ozonedat$ozone3 <- ifelse(ozonedat$Ozone < quantile(ozonedat$Ozone, prob = 0.3), 1, 0)

As an exposure variable of main interest, we use numerical Temp (temperature). Because a range of Temp is wide we devide it by 10 and use Temp2 in the model so that one unit change of Temp2 is ten unit (10 Fahrenheit) in Temp.

summary(ozonedat$Temp)
#>    Min. 1st Qu.  Median    Mean 3rd Qu.    Max. 
#>   57.00   71.00   79.00   77.79   84.50   97.00
ozonedat$Temp2 <- ozonedat$Temp / 10
summary(ozonedat$Temp2)
#>    Min. 1st Qu.  Median    Mean 3rd Qu.    Max. 
#>   5.700   7.100   7.900   7.779   8.450   9.700

As other confounding variables, we chose solar radiation (Solar.R) and average wind speed (Wind) so that formula used for glm is ozone1 ~ Temp2 + Solar.R + Wind, for example. We specify conditioning confounder values as an average of each variable by fixcov = data.frame(Solar.R = mean(ozonedat$Solar.R), Wind = mean(ozonedat$Wind)).

ozone.fit1 <- logisticRR(ozone1 ~ Temp2 +  Solar.R + Wind, data = ozonedat, basecov = min(ozonedat$Temp2),
                        fixcov = data.frame(Solar.R = mean(ozonedat$Solar.R), Wind = mean(ozonedat$Wind)), 
                        boot = FALSE)

ozone.fit2 <- logisticRR(ozone2 ~ Temp2 +  Solar.R + Wind, data = ozonedat, basecov = min(ozonedat$Temp2),
                        fixcov = data.frame(Solar.R = mean(ozonedat$Solar.R), Wind = mean(ozonedat$Wind)), 
                        boot = FALSE)

ozone.fit3 <- logisticRR(ozone3 ~ Temp2 +  Solar.R + Wind, data = ozonedat, basecov = min(ozonedat$Temp2),
                        fixcov = data.frame(Solar.R = mean(ozonedat$Solar.R), Wind = mean(ozonedat$Wind)), 
                        boot = FALSE)

As prevalence of outcome is smaller (ozone1 < ozone2 < ozone3), estimated adjusted relative risk is closer to adjusted odds ratio.

print(c(ozone.fit1$RR, ozone.fit2$RR, ozone.fit3$RR))
#>         1         1         1 
#> 0.7644533 0.5527379 0.6431837
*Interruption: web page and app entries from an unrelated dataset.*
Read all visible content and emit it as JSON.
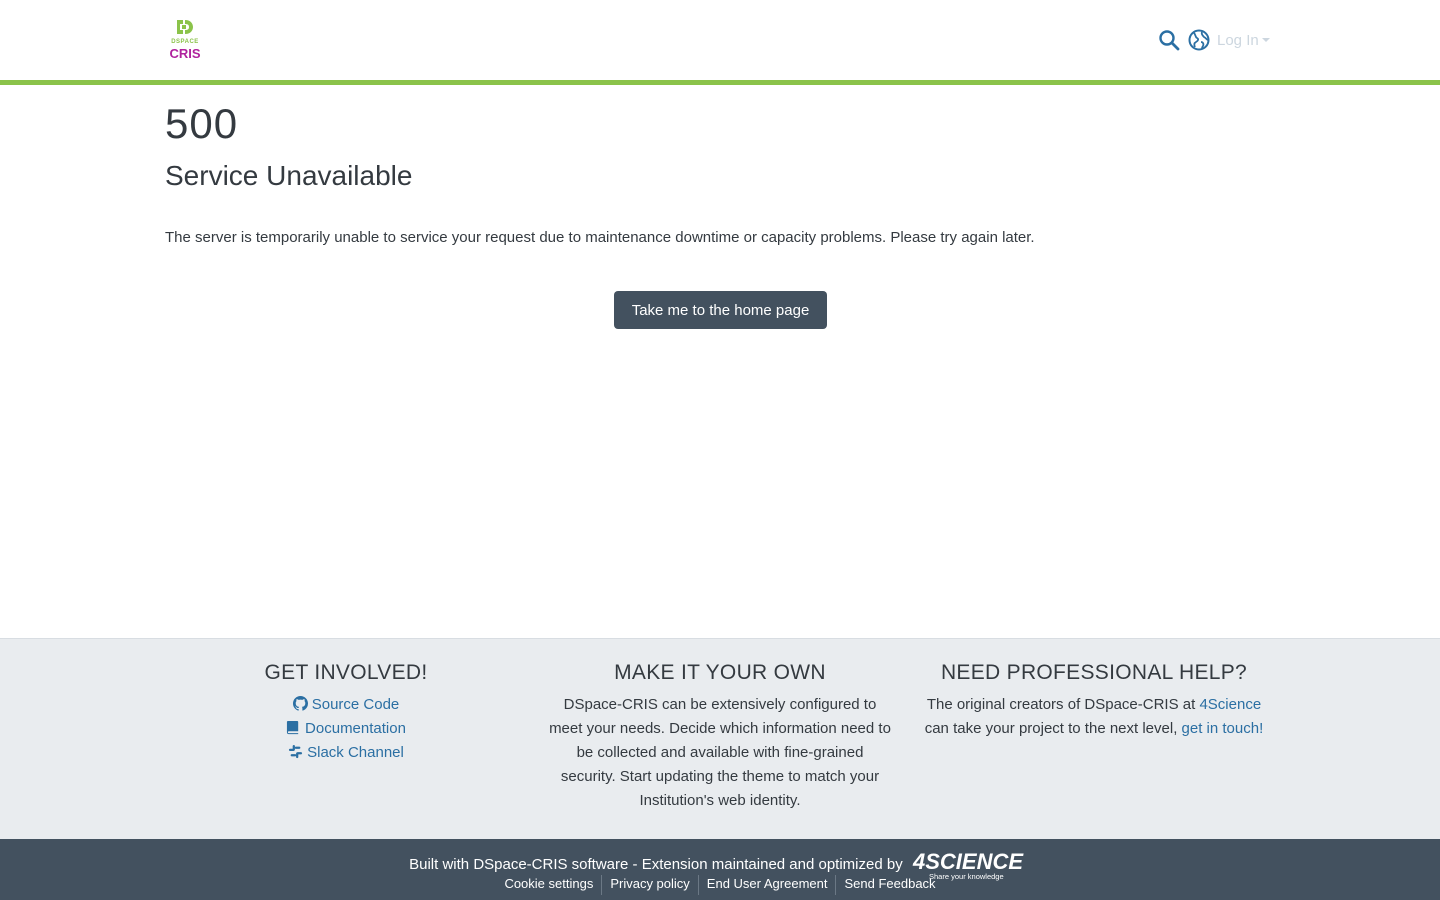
{
  "header": {
    "logo_top": "DSPACE",
    "logo_bottom": "CRIS",
    "login_label": "Log In",
    "search_icon": "search-icon",
    "language_icon": "globe-icon"
  },
  "main": {
    "error_code": "500",
    "error_title": "Service Unavailable",
    "error_message": "The server is temporarily unable to service your request due to maintenance downtime or capacity problems. Please try again later.",
    "home_button": "Take me to the home page"
  },
  "footer": {
    "get_involved": {
      "title": "GET INVOLVED!",
      "links": [
        "Source Code",
        "Documentation",
        "Slack Channel"
      ]
    },
    "make_it_your_own": {
      "title": "MAKE IT YOUR OWN",
      "text": "DSpace-CRIS can be extensively configured to meet your needs. Decide which information need to be collected and available with fine-grained security. Start updating the theme to match your Institution's web identity."
    },
    "professional_help": {
      "title": "NEED PROFESSIONAL HELP?",
      "text_before": "The original creators of DSpace-CRIS at ",
      "link_4science": "4Science",
      "text_middle": " can take your project to the next level, ",
      "link_contact": "get in touch!"
    },
    "built_prefix": "Built with ",
    "built_link": "DSpace-CRIS software",
    "built_suffix": " - Extension maintained and optimized by",
    "sci_logo_text": "4SCIENCE",
    "sci_logo_tagline": "Share your knowledge",
    "bottom_links": [
      "Cookie settings",
      "Privacy policy",
      "End User Agreement",
      "Send Feedback"
    ]
  },
  "colors": {
    "accent_green": "#8bc34a",
    "brand_magenta": "#b0229e",
    "link_blue": "#2b6fa3",
    "dark_slate": "#43515f",
    "footer_gray": "#e9ecef"
  }
}
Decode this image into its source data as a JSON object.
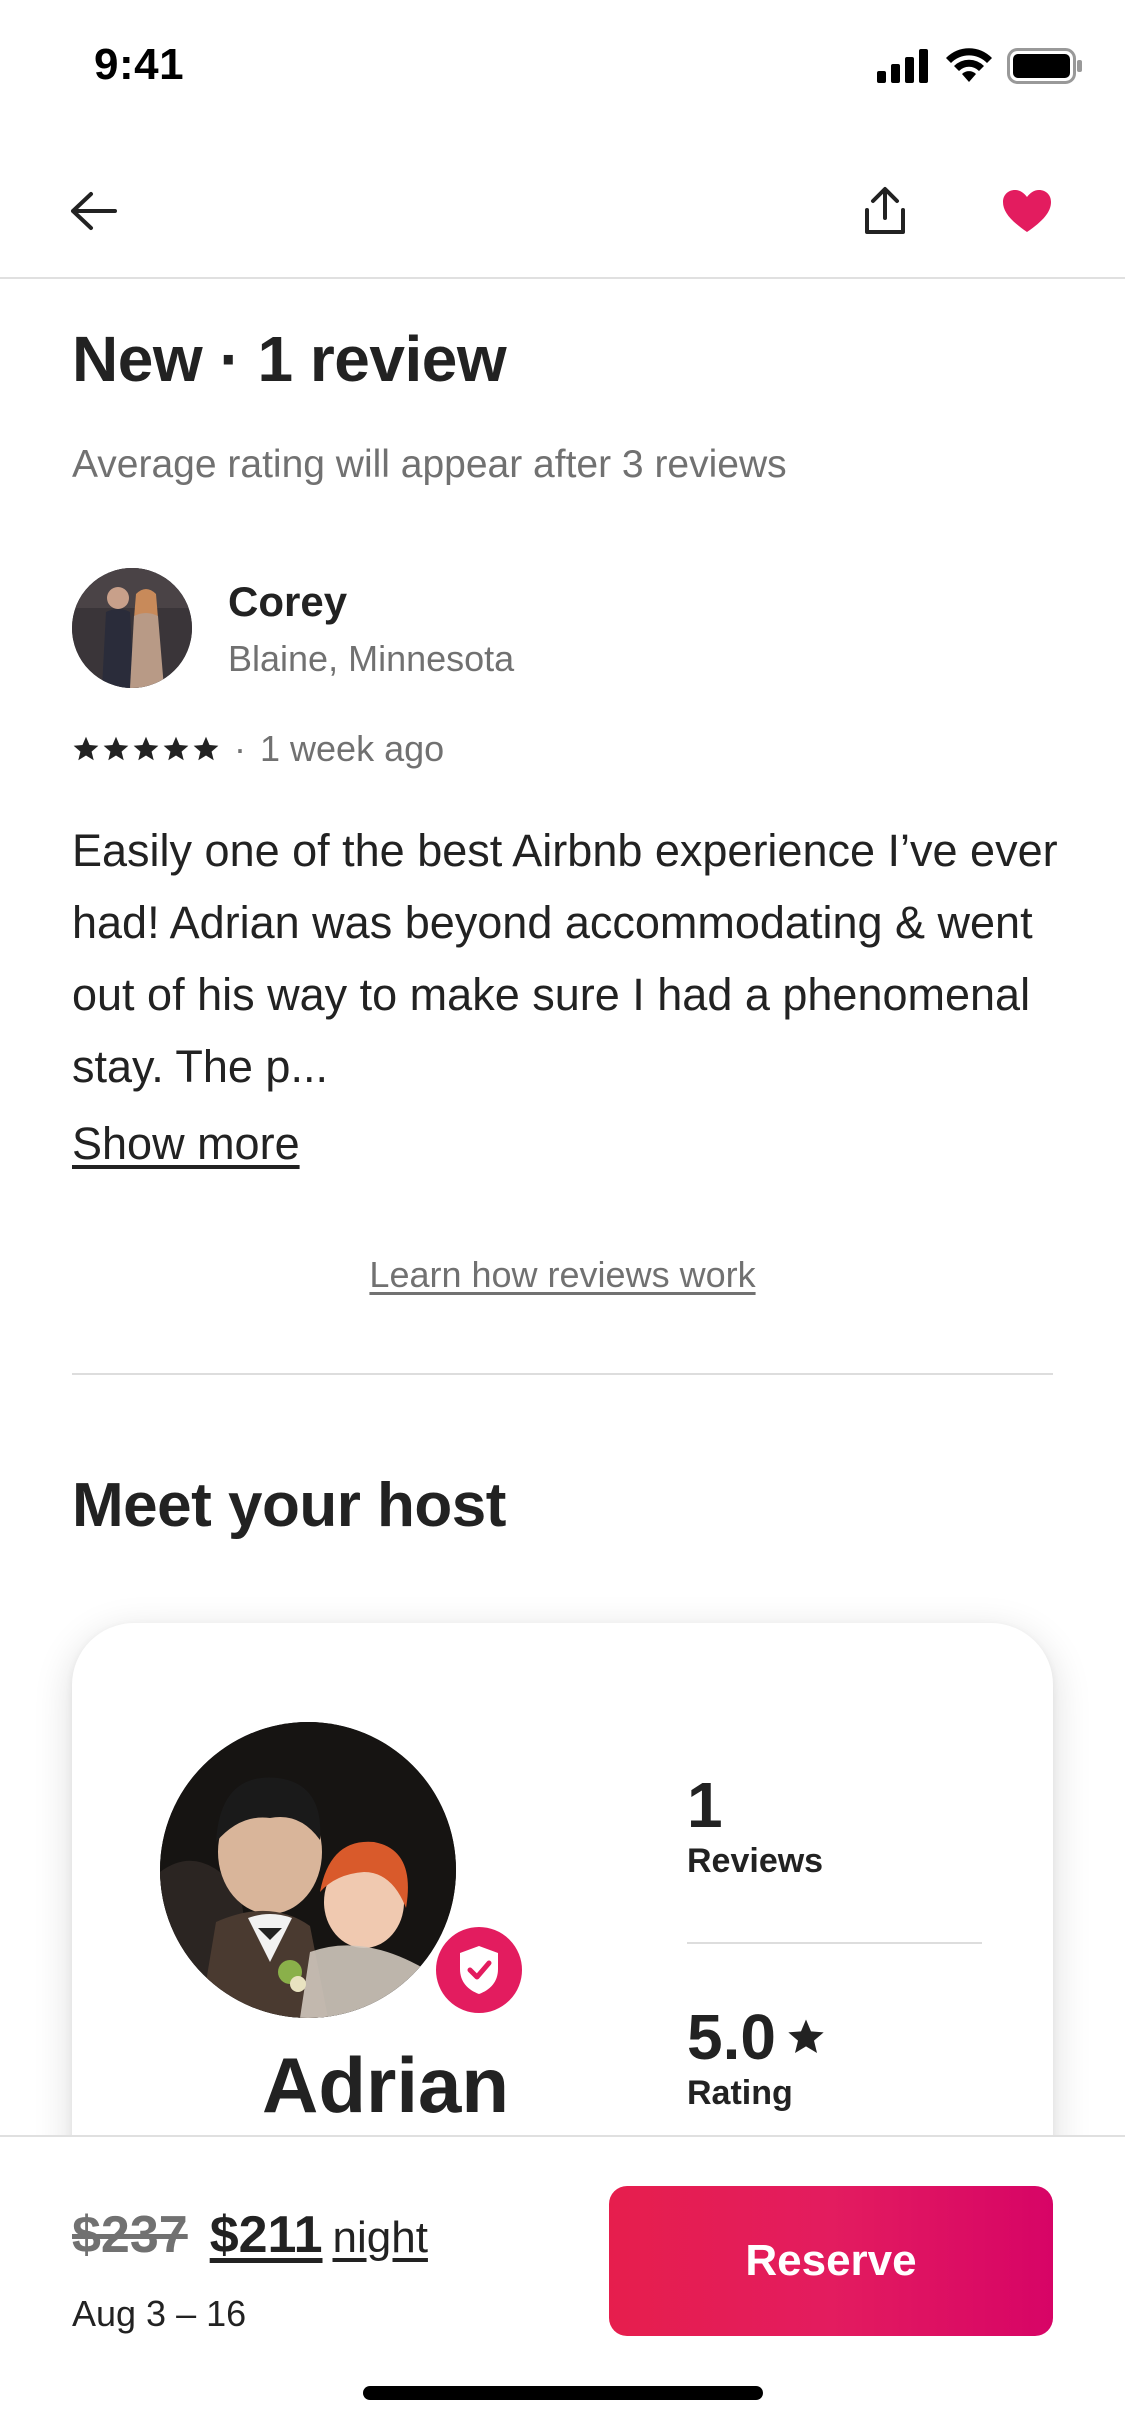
{
  "status_bar": {
    "time": "9:41"
  },
  "nav": {
    "back_icon": "arrow-left-icon",
    "share_icon": "share-icon",
    "heart_icon": "heart-filled-icon",
    "heart_color": "#e31c5f"
  },
  "reviews": {
    "title": "New · 1 review",
    "subtitle": "Average rating will appear after 3 reviews",
    "review": {
      "name": "Corey",
      "location": "Blaine, Minnesota",
      "stars": 5,
      "time": "1 week ago",
      "text": "Easily one of the best Airbnb experience I’ve ever had! Adrian was beyond accommodating & went out of his way to make sure I had a phenomenal stay. The p...",
      "show_more": "Show more"
    },
    "learn_link": "Learn how reviews work"
  },
  "host": {
    "section_title": "Meet your host",
    "name": "Adrian",
    "badge_icon": "superhost-shield-icon",
    "stats": [
      {
        "value": "1",
        "label": "Reviews"
      },
      {
        "value": "5.0",
        "label": "Rating",
        "icon": "star-icon"
      }
    ]
  },
  "booking": {
    "old_price": "$237",
    "new_price": "$211",
    "unit": "night",
    "dates": "Aug 3 – 16",
    "reserve_label": "Reserve",
    "accent": "#e31c5f"
  }
}
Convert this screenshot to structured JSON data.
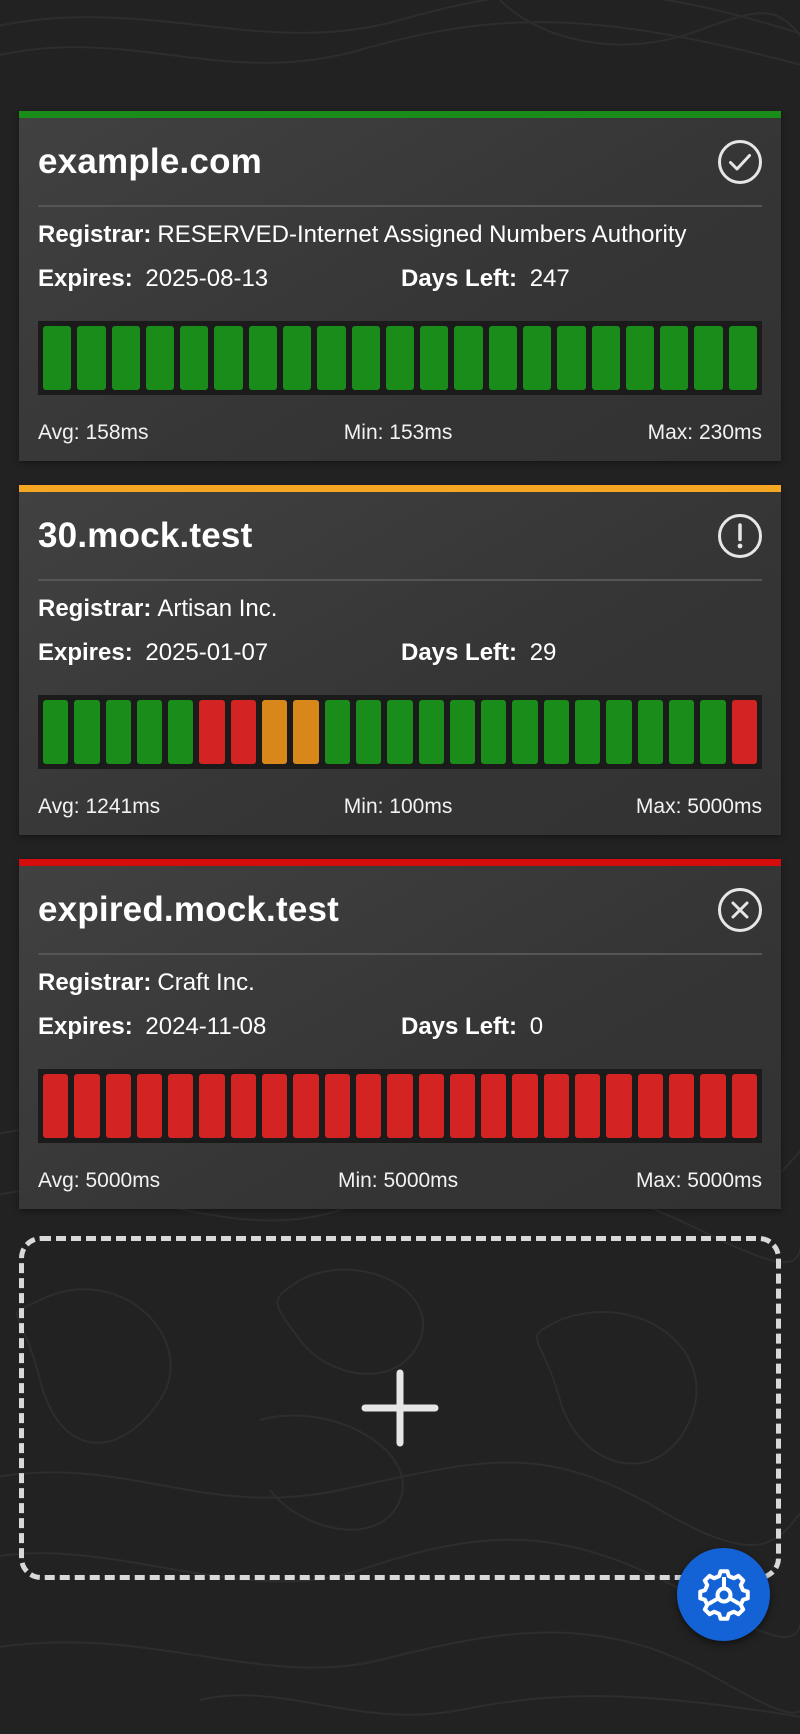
{
  "labels": {
    "registrar": "Registrar:",
    "expires": "Expires:",
    "days_left": "Days Left:"
  },
  "colors": {
    "ok": "#1a8c1a",
    "warn": "#d8871a",
    "error": "#d42323",
    "header_ok": "#1a8c1a",
    "header_warn": "#f5a623",
    "header_error": "#d40c0c",
    "fab": "#1463d6"
  },
  "domains": [
    {
      "name": "example.com",
      "status": "ok",
      "status_icon": "check-circle-icon",
      "registrar": "RESERVED-Internet Assigned Numbers Authority",
      "expires": "2025-08-13",
      "days_left": "247",
      "history": [
        "ok",
        "ok",
        "ok",
        "ok",
        "ok",
        "ok",
        "ok",
        "ok",
        "ok",
        "ok",
        "ok",
        "ok",
        "ok",
        "ok",
        "ok",
        "ok",
        "ok",
        "ok",
        "ok",
        "ok",
        "ok"
      ],
      "avg": "Avg: 158ms",
      "min": "Min: 153ms",
      "max": "Max: 230ms"
    },
    {
      "name": "30.mock.test",
      "status": "warn",
      "status_icon": "exclamation-circle-icon",
      "registrar": "Artisan Inc.",
      "expires": "2025-01-07",
      "days_left": "29",
      "history": [
        "ok",
        "ok",
        "ok",
        "ok",
        "ok",
        "error",
        "error",
        "warn",
        "warn",
        "ok",
        "ok",
        "ok",
        "ok",
        "ok",
        "ok",
        "ok",
        "ok",
        "ok",
        "ok",
        "ok",
        "ok",
        "ok",
        "error"
      ],
      "avg": "Avg: 1241ms",
      "min": "Min: 100ms",
      "max": "Max: 5000ms"
    },
    {
      "name": "expired.mock.test",
      "status": "error",
      "status_icon": "x-circle-icon",
      "registrar": "Craft Inc.",
      "expires": "2024-11-08",
      "days_left": "0",
      "history": [
        "error",
        "error",
        "error",
        "error",
        "error",
        "error",
        "error",
        "error",
        "error",
        "error",
        "error",
        "error",
        "error",
        "error",
        "error",
        "error",
        "error",
        "error",
        "error",
        "error",
        "error",
        "error",
        "error"
      ],
      "avg": "Avg: 5000ms",
      "min": "Min: 5000ms",
      "max": "Max: 5000ms"
    }
  ],
  "add_card": {
    "icon": "plus-icon"
  },
  "fab": {
    "icon": "gear-icon"
  }
}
## odds ratio
exp(ozone.fit1$fit$coefficients[2])
#>     Temp2 
#> 0.7600622

Next we are going to use nominalRR when an exposure variable is converted into nominal variable of Temp.factor having three categories – low, medium, and high.

Note that adjusted relative risk when basecov = "low", comparecov = "medium" is the reciprocal of that when basecov = "medium", comparecov = "low".

# define binary ozone level
ozonedat$ozone1 <- ifelse(ozonedat$Ozone < quantile(ozonedat$Ozone, prob = 0.1), 1, 0)
ozonedat$Temp.factor <- ifelse(ozonedat$Temp <= quantile(ozonedat$Temp, prob = 0.25), "low",
                                 ifelse(ozonedat$Temp > quantile(ozonedat$Temp, prob = 0.8), "high", "medium"))
ozonedat$Temp.factor <- as.factor(ozonedat$Temp.factor)

ozone.fit.factor <- nominalRR(ozone1 ~ Temp.factor + Solar.R + Wind, data = ozonedat,
                                basecov = "low", comparecov = "medium",
                                fixcov = data.frame(Solar.R = mean(ozonedat$Solar.R), Wind = mean(ozonedat$Wind)), boot = FALSE)

ozone.fit.factor2 <- nominalRR(ozone1 ~ Temp.factor + Solar.R + Wind, data = ozonedat,
                                 basecov = "medium", comparecov = "low",
                                 fixcov = data.frame(Solar.R = mean(ozonedat$Solar.R), Wind = mean(ozonedat$Wind)), boot = FALSE)


print(c(ozone.fit.factor$RR, ozone.fit.factor2$RR))
#>         1         1 
#> 0.8622041 1.1598181
print(1/ozone.fit.factor2$RR)
#>         1 
#> 0.8622041